Here's the relative tempest in a teapot that happened on Thursday:
Former Obama campaign manager David Plouffe made an unusual request for his speech today at the National Press Club: he wanted it off the record.
..... Politico editor-in-chief John Harris said that after hearing of Plouffe’s request, and decision not to reverse course, he backed out from moderating the lunch-time event.
Harris said that as a news organization, he doesn't want Politico "being in the the business of sponsoring, or co-sponsoring, an off the record talk with a newsworthy person.”
Here's a much more relevant issue: How is David Plouffe (picture above is at Media Bistro) a "former" campaign manager?
Based on this e-mail I received on Friday, I'd say he's still in that role (bold is mine):
Congress is preparing to vote on a final Economic Recovery bill.
President Obama is urging action in Washington because families across the country need help right now.
In the past week, thousands of you came together at house meetings to talk about how the economic crisis is affecting your communities. And thousands more shared your personal stories on our website.
Your voices were heard. Help is on the way.
Take a few minutes and read some of the stories your fellow Americans shared.
..... Ordinary people are telling the real story of the struggles and pressures families are facing right now. They drive home the importance of this recovery plan and the need to put it into action immediately.
The President's economic recovery plan is an important first step in getting our country back on track. But recovering from this downturn will require the faith, confidence, and hard work of all Americans.
Thank you for staying involved during this critical time for our country,
Obama for America
I guess these are silly assumptions, but here goes -- When somebody who was Barack Obama's campaign manager during the presidential campaign sends me an e-mail and calling himself a "campaign manager," I am inclined to believe that:
I still have nine e-mails from Mr. Plouffe that arrived after the election (I received many more and have thrown them away), four of which arrived after Inauguration Day. Every one is from "David Plouffe, Campaign Manager, Obama for America," -- the same title and organization he referred to in e-mail sign-offs I saw in e-mails I received (some of which I have retained) during the presidential campaign.
So why is the press calling this guy a "former campaign manager"? Surely they get his e-mails too.

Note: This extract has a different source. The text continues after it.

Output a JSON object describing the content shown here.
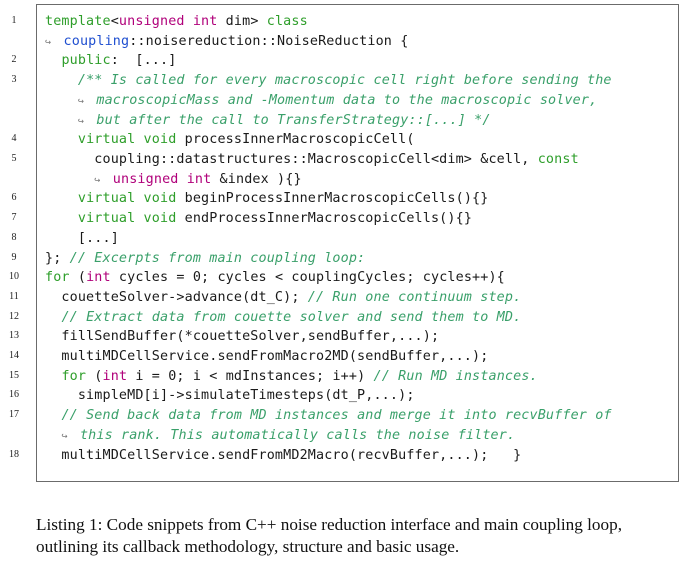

And I wonder: What the reaction would have been if Karl Rove had sent out e-mails after the 2000 or 2004 elections on policy issues immediately before Congress and had called himself "Bush campaign manager"?